Oct 31 2012

BiText

Roberto Tedesco

Nowadays, the world is becoming increasingly multilingual that the ability to speak a second language has never been as vital as it has been today. People can use many different ways to develop their proficiency in foreign languages, and reading is undoubtedly one of the best ways to improve their skills.

Reading a book written in original language is not easy task, however, and often leads to the reader giving-up the activity. From this point of view, reading multilingual books has many advantages for foreign-language learners; for example, they can read in the original language and use the translated text as a resource to verify their understanding.

Although multilingual books provide text in two languages, switching between them and finding the translations is not easy. Readers have to move their eyes back and forth from the original language text to the translation, and this will eventually cause breaks in reading activity. Moreover the reader, having the translated text too close to her/his visual field, tends to read it too often. Using two books, the one in original language and the other containing the translation, solves the latter problem, but accentuates the former.

As a solution, ebooks can be used to handle this valuable multilingual content representation efficiently without the need of moving reader’s eyes. BiText is a multilingual ebook reader for iOS iPad. The application exploits ebook natural “dynamicity” to encounter difficulties in understanding the foreign language content by uniting the original text with the literary translation. Furthermore, it makes use of gestural interfaces in order to avoid distractions while presenting original-language content and provides engagement in reading.

Single tap on the text is used to display line translation dialog. A popover object is used to display line translation and it hovers above the contents of a screen. Moreover it displays an arrow that indicates the point from which it emerged.

When users double tap on a text fragment, the literary translation appears above the original text. Similar to inline translation dialog, a popover object is used to display translation.

Users can touch on a footnote link and view additional information in the dialog. BiText reader supports two types of footnotes, one is added by the author and the other one is by the translator. author’s footnotes contain a translation but- ton next to footnote content. Users can tap on this button and view the translation of the footnote. Naturally translator’s footnote do not have a translation button since they are only available in translator’s language.

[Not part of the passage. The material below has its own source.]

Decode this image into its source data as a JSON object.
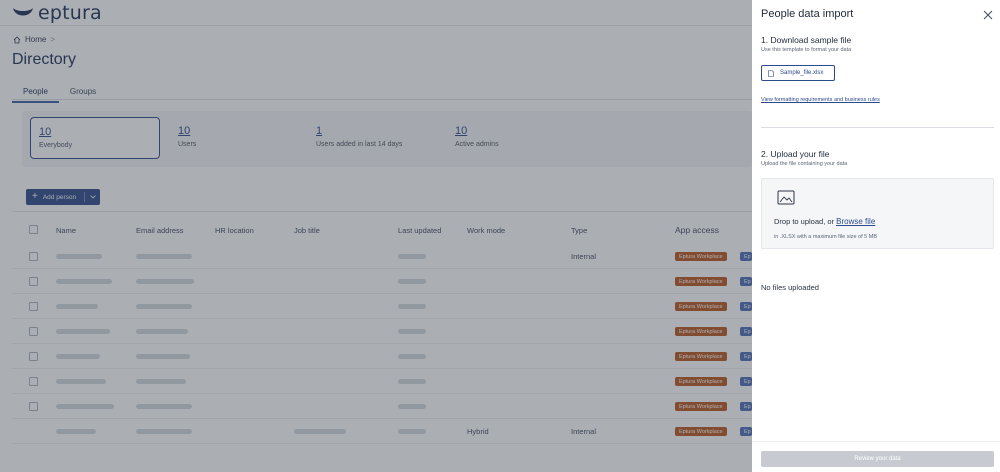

Summary and PDF of the thesis.

Designed and developed by:
G. Gokce, L. Sbattella, and R. Tedesco

Paragraph translation

Picture 3 of 4

A short demo of BiText

The source code will be released soon, as open-source software.